Construction will soon begin on a new $8 million jail in Jackson County to replace its existing jail, which was facing imminent closure because of crowded conditions and its inability to meet state prison standards.
Officials held a recent groundbreaking on 4 acres of land near Arkansas State University-Newport's campus, but inclement weather has delayed the actual work, said Jackson County Judge Jeff Phillips. Once work does begin, it should take about 15 months before the jail is opened.
"We've been dealing with all that rain," Phillips said. "I'm hoping we can begin work within a couple of weeks after all that water dries up."
The new 104-bed jail will replace the county's 26-bed jail, which is across the street from the Jackson County Courthouse in downtown Newport. That jail was built in 1978 and has routinely failed state inspections.
The Arkansas Criminal Detention Facilities Committee has cited the Jackson County jail for overcrowding, understaffing and having cells that are too small.
In 2008, an inspection team recommended the jail be closed for two months while workers replaced two heating units.
Jackson County Sheriff David Lucas also spent more than $50,000 from his budget on repairing a leaking roof and getting new lights.
The committee placed the jail on its last six-month probationary period on Aug. 12, 2012. The probation ended four days after Jackson County voters favored two three-eighth percent sales taxes to pay for constructing a new jail and funding its operations.
Voters widely approved both measures. The taxes will raise about $1.4 million annually.
"If we hadn't passed that tax, we couldn't build a jail," Lucas said. "This jail would have shut down, and we would have been out of costs transporting prisoners to other counties.
"That would have bankrupted the county," he said.
Other counties faced similar situations and were forced to ask for sales tax elections to help fund jail construction.
Greene County voters supported a three-quarter percent sales tax in 2011 to build a $12 million jail that opened earlier this year.
Newton County voters favored a half-percent sales tax in 2008 to fund construction of a new jail, but failed to pass a second sales tax that would have paid to operate it.
The jail now sits empty; prisoners are sent to neighboring Boone County at a cost of $35 a day.
Voters in Garland, Nevada, Prairie, Crawford and Yell counties also passed taxes to build new jails in recent years.
"Counties have outgrown their jails," said Danny Hickman, the detention facilities committee coordinator. "Every jail is overcrowded, and many are totally out of compliance."
A major reason for the crowded conditions is the increase in the number of state prisoners counties are holding, said Ronnie Baldwin, president of the Arkansas Sheriffs' Association.
"County jails are holding 2,650 state prisoners waiting transport," Baldwin said.
That's more than are in the largest prison in the state, which holds 1,850, he said. "There are 800 more prisoners in county jails than what the Department of Correction is holding [in that prison].
"The county jails are the largest state [prison] facility," he said.

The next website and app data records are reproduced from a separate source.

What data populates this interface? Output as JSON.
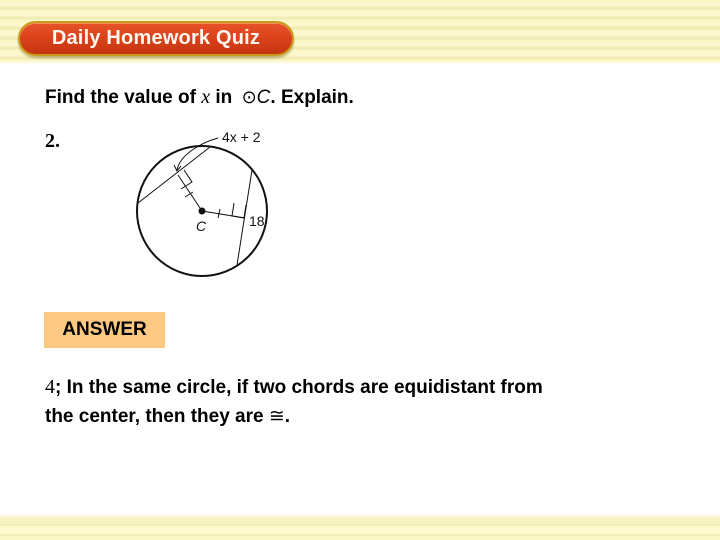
{
  "header": {
    "title": "Daily Homework Quiz",
    "colors": {
      "pill": "#d8401a",
      "pill_border": "#c89a1a",
      "band": "#fbf8c8"
    }
  },
  "question": {
    "prompt_prefix": "Find the value of ",
    "variable": "x",
    "prompt_mid": " in ",
    "circle_symbol": "⊙",
    "circle_name": "C",
    "prompt_suffix": ". Explain.",
    "number": "2."
  },
  "figure": {
    "center_label": "C",
    "chord1_label": "4x + 2",
    "chord2_label": "18"
  },
  "answer": {
    "label": "ANSWER",
    "label_color": "#fdc982",
    "value": "4",
    "explanation_line1": "; In the same circle, if two chords are equidistant from",
    "explanation_line2": "the center, then they are ",
    "congruent_symbol": "≅",
    "end": "."
  }
}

He said it costs counties $18 million a year to house the state prisoners. Counties are reimbursed $28 a day for housing state inmates, but Baldwin said it costs about $45 a day to keep them when considering salaries, jail maintenance and other expenses.
"Counties are letting prisoners go because they can't afford to keep them," he said. "It's a major problem. People are finally starting to understand, and they're building new jails. But it takes three years to [pass a tax and build a jail]. We can't keep going on like this."
Officials will build Jackson County's jail with expansion in mind, Lucas said. The 78,500-square-foot facility is situated on land that will allow for additions.
"There's plenty of room to build on if we need to," Phillips said.
Plans also call for adding a large garden tended by the prisoners, who will raise vegetables for food and help keep some costs down, the county judge said.
The county has received construction bids and plans to rebid a few of the projects, he said. If clear skies remain, construction should begin by the end of the month.
"We're doing all we can," Phillips said. "Within 15 months this will be done, and we'll be in good shape."
State Desk on 06/16/2014